*** Opening Records for the exercise ***

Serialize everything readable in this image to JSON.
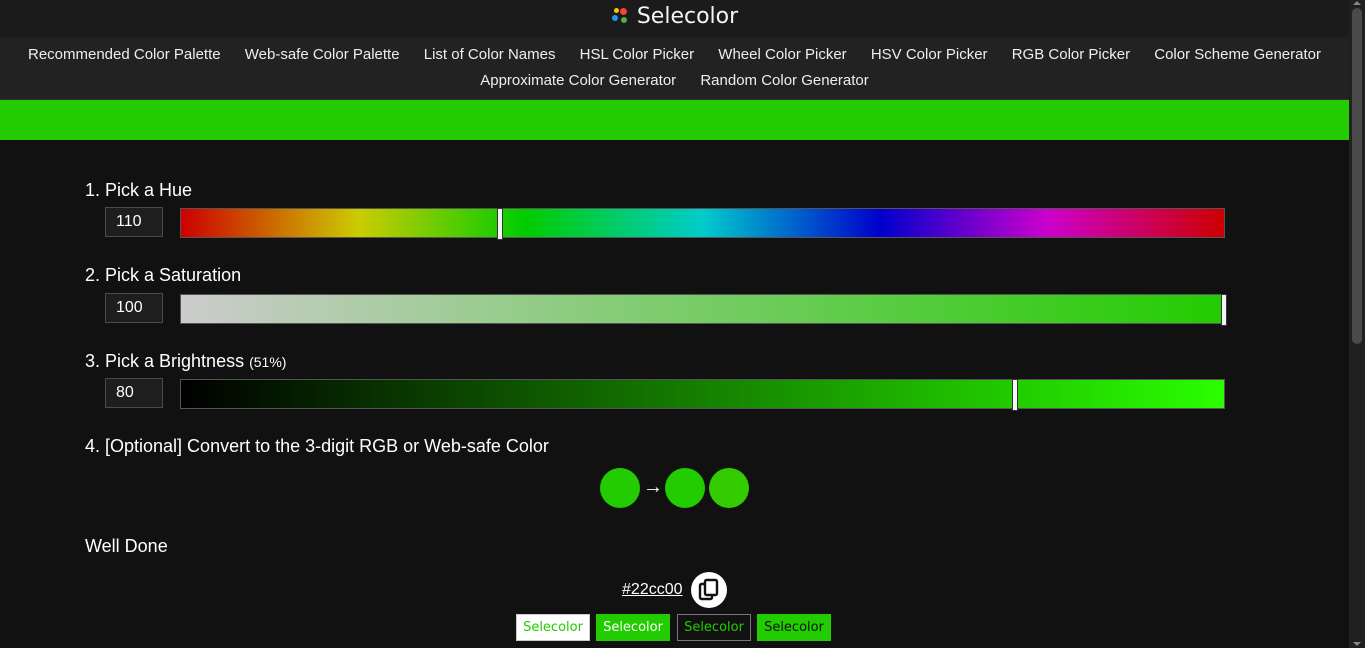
{
  "brand": {
    "name": "Selecolor",
    "logo_colors": [
      "#2196f3",
      "#f44336",
      "#ffc107",
      "#4caf50"
    ]
  },
  "nav": {
    "row1": [
      "Recommended Color Palette",
      "Web-safe Color Palette",
      "List of Color Names",
      "HSL Color Picker",
      "Wheel Color Picker",
      "HSV Color Picker",
      "RGB Color Picker",
      "Color Scheme Generator"
    ],
    "row2": [
      "Approximate Color Generator",
      "Random Color Generator"
    ]
  },
  "colors": {
    "selected": "#22cc00",
    "background": "#111111",
    "header": "#1b1b1b",
    "nav": "#222222"
  },
  "hue": {
    "title": "1. Pick a Hue",
    "value": "110",
    "fraction": 0.3056
  },
  "saturation": {
    "title": "2. Pick a Saturation",
    "value": "100",
    "fraction": 1.0
  },
  "brightness": {
    "title": "3. Pick a Brightness",
    "note": "(51%)",
    "value": "80",
    "fraction": 0.8
  },
  "convert": {
    "title": "4. [Optional] Convert to the 3-digit RGB or Web-safe Color",
    "arrow": "→",
    "swatches": [
      "#22cc00",
      "#22cc00",
      "#33cc00"
    ]
  },
  "result": {
    "title": "Well Done",
    "hex": "#22cc00",
    "copy_icon": "copy-icon"
  },
  "samples": [
    {
      "label": "Selecolor",
      "bg": "#ffffff",
      "fg": "#22cc00",
      "border": "#cccccc"
    },
    {
      "label": "Selecolor",
      "bg": "#22cc00",
      "fg": "#ffffff",
      "border": "#22cc00"
    },
    {
      "label": "Selecolor",
      "bg": "#111111",
      "fg": "#22cc00",
      "border": "#777777"
    },
    {
      "label": "Selecolor",
      "bg": "#22cc00",
      "fg": "#111111",
      "border": "#22cc00"
    }
  ]
}
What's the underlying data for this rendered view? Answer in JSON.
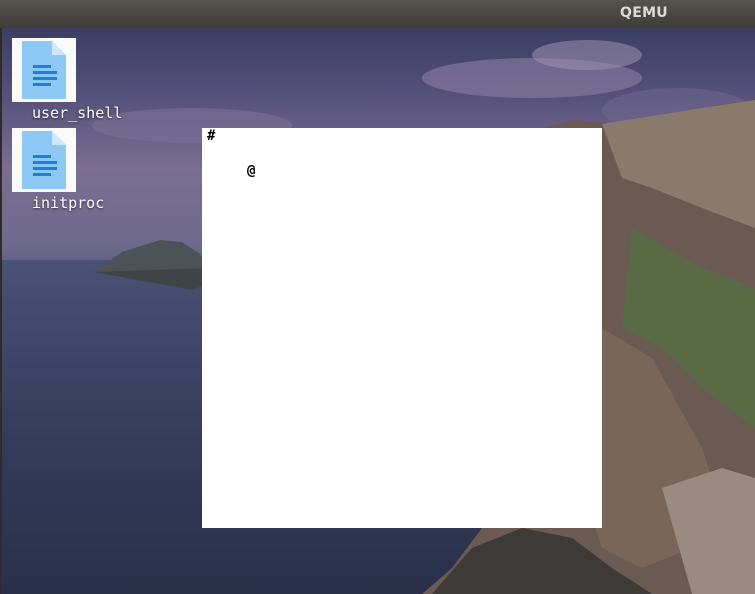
{
  "window": {
    "title": "QEMU"
  },
  "desktop": {
    "icons": [
      {
        "label": "user_shell",
        "icon": "text-document-icon"
      },
      {
        "label": "initproc",
        "icon": "text-document-icon"
      }
    ]
  },
  "vm_screen": {
    "prompt": "#",
    "cursor_glyph": "@"
  },
  "colors": {
    "titlebar": "#4a4844",
    "title_text": "#dfdbd2",
    "doc_icon_blue": "#8ec9f5",
    "doc_icon_lines": "#1e7fd8",
    "screen_bg": "#ffffff"
  }
}
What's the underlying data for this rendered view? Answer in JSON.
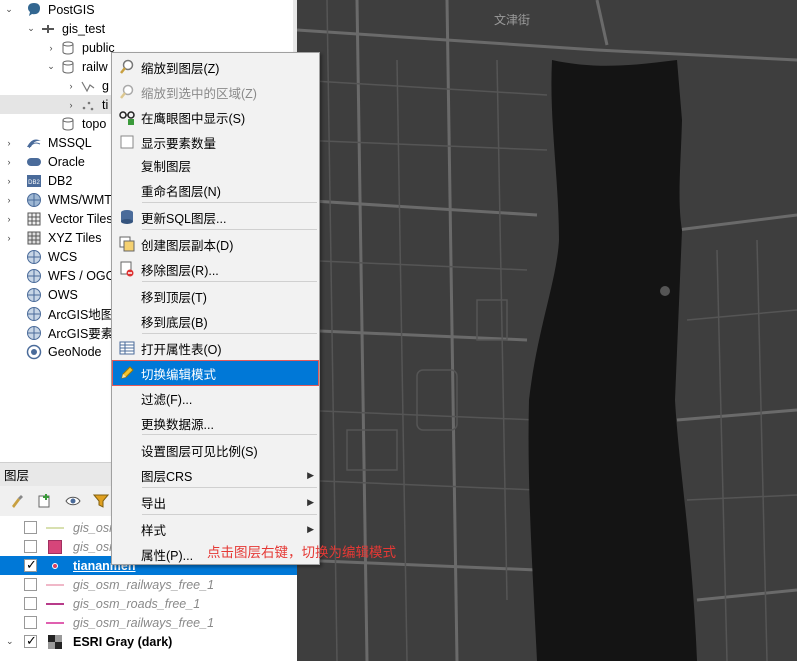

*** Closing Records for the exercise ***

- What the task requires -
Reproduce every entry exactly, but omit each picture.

- Final answer -
Serialize everything readable in this image to JSON.
{
  "brand": {
    "name": "Selecolor",
    "logo_colors": [
      "#2196f3",
      "#f44336",
      "#ffc107",
      "#4caf50"
    ]
  },
  "nav": {
    "row1": [
      "Recommended Color Palette",
      "Web-safe Color Palette",
      "List of Color Names",
      "HSL Color Picker",
      "Wheel Color Picker",
      "HSV Color Picker",
      "RGB Color Picker",
      "Color Scheme Generator"
    ],
    "row2": [
      "Approximate Color Generator",
      "Random Color Generator"
    ]
  },
  "colors": {
    "selected": "#22cc00",
    "background": "#111111",
    "header": "#1b1b1b",
    "nav": "#222222"
  },
  "hue": {
    "title": "1. Pick a Hue",
    "value": "110",
    "fraction": 0.3056
  },
  "saturation": {
    "title": "2. Pick a Saturation",
    "value": "100",
    "fraction": 1.0
  },
  "brightness": {
    "title": "3. Pick a Brightness",
    "note": "(51%)",
    "value": "80",
    "fraction": 0.8
  },
  "convert": {
    "title": "4. [Optional] Convert to the 3-digit RGB or Web-safe Color",
    "arrow": "→",
    "swatches": [
      "#22cc00",
      "#22cc00",
      "#33cc00"
    ]
  },
  "result": {
    "title": "Well Done",
    "hex": "#22cc00",
    "copy_icon": "copy-icon"
  },
  "samples": [
    {
      "label": "Selecolor",
      "bg": "#ffffff",
      "fg": "#22cc00",
      "border": "#cccccc"
    },
    {
      "label": "Selecolor",
      "bg": "#22cc00",
      "fg": "#ffffff",
      "border": "#22cc00"
    },
    {
      "label": "Selecolor",
      "bg": "#111111",
      "fg": "#22cc00",
      "border": "#777777"
    },
    {
      "label": "Selecolor",
      "bg": "#22cc00",
      "fg": "#111111",
      "border": "#22cc00"
    }
  ]
}
What's the underlying data for this rendered view? Answer in JSON.
{
  "window": {
    "title": "QEMU"
  },
  "desktop": {
    "icons": [
      {
        "label": "user_shell",
        "icon": "text-document-icon"
      },
      {
        "label": "initproc",
        "icon": "text-document-icon"
      }
    ]
  },
  "vm_screen": {
    "prompt": "#",
    "cursor_glyph": "@"
  },
  "colors": {
    "titlebar": "#4a4844",
    "title_text": "#dfdbd2",
    "doc_icon_blue": "#8ec9f5",
    "doc_icon_lines": "#1e7fd8",
    "screen_bg": "#ffffff"
  }
}
What's the underlying data for this rendered view? Answer in JSON.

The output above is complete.